* Exercise instructions: Could you find each line of the data below that contains the word "Step" and copy those lines?

════

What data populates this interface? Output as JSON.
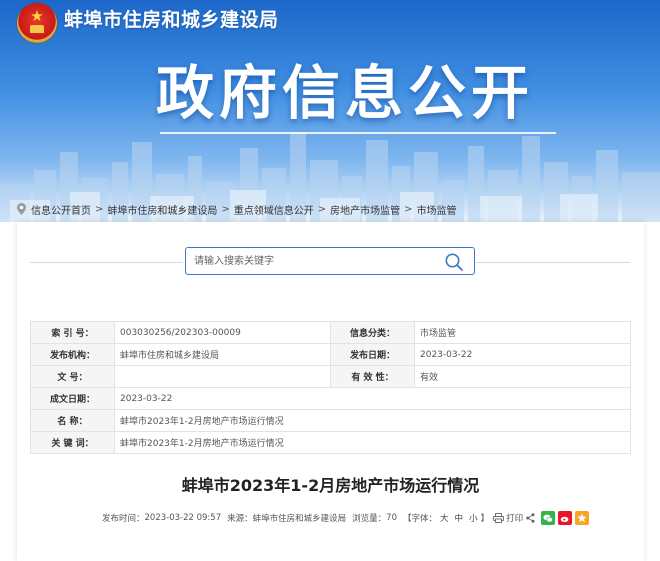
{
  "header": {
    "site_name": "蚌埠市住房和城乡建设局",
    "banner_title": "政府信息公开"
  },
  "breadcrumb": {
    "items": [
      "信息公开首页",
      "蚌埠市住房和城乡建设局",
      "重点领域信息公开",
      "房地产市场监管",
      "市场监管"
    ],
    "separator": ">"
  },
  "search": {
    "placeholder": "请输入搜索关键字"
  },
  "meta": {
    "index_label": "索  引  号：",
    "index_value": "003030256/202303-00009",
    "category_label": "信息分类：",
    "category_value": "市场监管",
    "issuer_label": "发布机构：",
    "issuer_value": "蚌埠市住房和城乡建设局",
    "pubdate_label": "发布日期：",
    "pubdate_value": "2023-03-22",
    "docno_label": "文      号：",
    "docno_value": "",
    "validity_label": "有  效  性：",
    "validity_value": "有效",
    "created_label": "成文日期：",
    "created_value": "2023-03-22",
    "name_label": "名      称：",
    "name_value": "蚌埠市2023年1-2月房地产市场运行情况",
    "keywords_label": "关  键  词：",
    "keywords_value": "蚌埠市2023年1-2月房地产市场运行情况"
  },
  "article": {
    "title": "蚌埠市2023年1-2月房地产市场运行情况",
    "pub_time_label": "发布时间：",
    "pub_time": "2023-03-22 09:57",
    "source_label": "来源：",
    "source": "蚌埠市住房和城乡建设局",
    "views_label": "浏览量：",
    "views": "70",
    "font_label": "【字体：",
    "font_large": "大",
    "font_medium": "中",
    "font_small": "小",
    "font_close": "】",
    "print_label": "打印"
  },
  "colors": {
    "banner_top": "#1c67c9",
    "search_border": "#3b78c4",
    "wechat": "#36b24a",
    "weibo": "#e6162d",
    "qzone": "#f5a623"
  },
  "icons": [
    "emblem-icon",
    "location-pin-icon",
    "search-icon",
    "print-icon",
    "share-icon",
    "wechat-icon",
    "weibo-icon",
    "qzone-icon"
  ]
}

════

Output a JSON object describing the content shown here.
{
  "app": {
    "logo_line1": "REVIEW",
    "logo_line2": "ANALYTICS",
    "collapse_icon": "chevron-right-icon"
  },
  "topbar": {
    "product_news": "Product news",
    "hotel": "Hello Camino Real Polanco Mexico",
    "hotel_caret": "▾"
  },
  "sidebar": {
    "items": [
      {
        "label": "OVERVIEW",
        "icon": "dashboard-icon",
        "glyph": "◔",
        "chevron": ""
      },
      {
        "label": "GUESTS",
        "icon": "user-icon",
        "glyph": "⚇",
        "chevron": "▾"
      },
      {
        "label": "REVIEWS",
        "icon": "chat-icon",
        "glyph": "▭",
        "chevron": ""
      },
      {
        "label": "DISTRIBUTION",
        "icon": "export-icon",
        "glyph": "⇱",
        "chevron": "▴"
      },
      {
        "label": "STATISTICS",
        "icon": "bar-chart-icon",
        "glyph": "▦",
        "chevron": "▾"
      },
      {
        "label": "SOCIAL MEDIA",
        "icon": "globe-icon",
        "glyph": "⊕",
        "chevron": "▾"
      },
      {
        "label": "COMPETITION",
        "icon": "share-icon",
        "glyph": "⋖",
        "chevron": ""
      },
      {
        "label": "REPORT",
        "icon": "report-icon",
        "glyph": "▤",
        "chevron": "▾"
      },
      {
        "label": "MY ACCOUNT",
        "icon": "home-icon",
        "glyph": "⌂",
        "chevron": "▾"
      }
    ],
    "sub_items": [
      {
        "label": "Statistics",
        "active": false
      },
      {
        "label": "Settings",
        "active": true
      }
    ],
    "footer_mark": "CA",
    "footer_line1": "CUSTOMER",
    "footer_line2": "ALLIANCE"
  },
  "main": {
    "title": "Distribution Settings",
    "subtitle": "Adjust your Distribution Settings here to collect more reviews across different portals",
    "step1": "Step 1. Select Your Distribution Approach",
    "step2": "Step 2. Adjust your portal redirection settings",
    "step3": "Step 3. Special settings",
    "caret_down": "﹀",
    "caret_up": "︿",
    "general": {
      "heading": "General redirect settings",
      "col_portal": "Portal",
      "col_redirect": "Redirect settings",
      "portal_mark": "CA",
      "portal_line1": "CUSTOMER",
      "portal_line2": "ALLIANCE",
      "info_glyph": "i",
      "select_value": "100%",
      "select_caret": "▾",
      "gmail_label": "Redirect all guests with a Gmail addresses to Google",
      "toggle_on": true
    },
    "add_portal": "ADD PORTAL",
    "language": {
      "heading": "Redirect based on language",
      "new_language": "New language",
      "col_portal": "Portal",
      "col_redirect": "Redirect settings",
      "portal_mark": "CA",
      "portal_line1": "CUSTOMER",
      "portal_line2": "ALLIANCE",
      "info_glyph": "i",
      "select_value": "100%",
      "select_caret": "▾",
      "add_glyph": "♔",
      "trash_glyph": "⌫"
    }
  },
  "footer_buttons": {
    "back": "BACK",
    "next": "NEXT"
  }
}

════

* Result of the exercise:
    "step1": "Step 1. Select Your Distribution Approach",
    "step2": "Step 2. Adjust your portal redirection settings",
    "step3": "Step 3. Special settings",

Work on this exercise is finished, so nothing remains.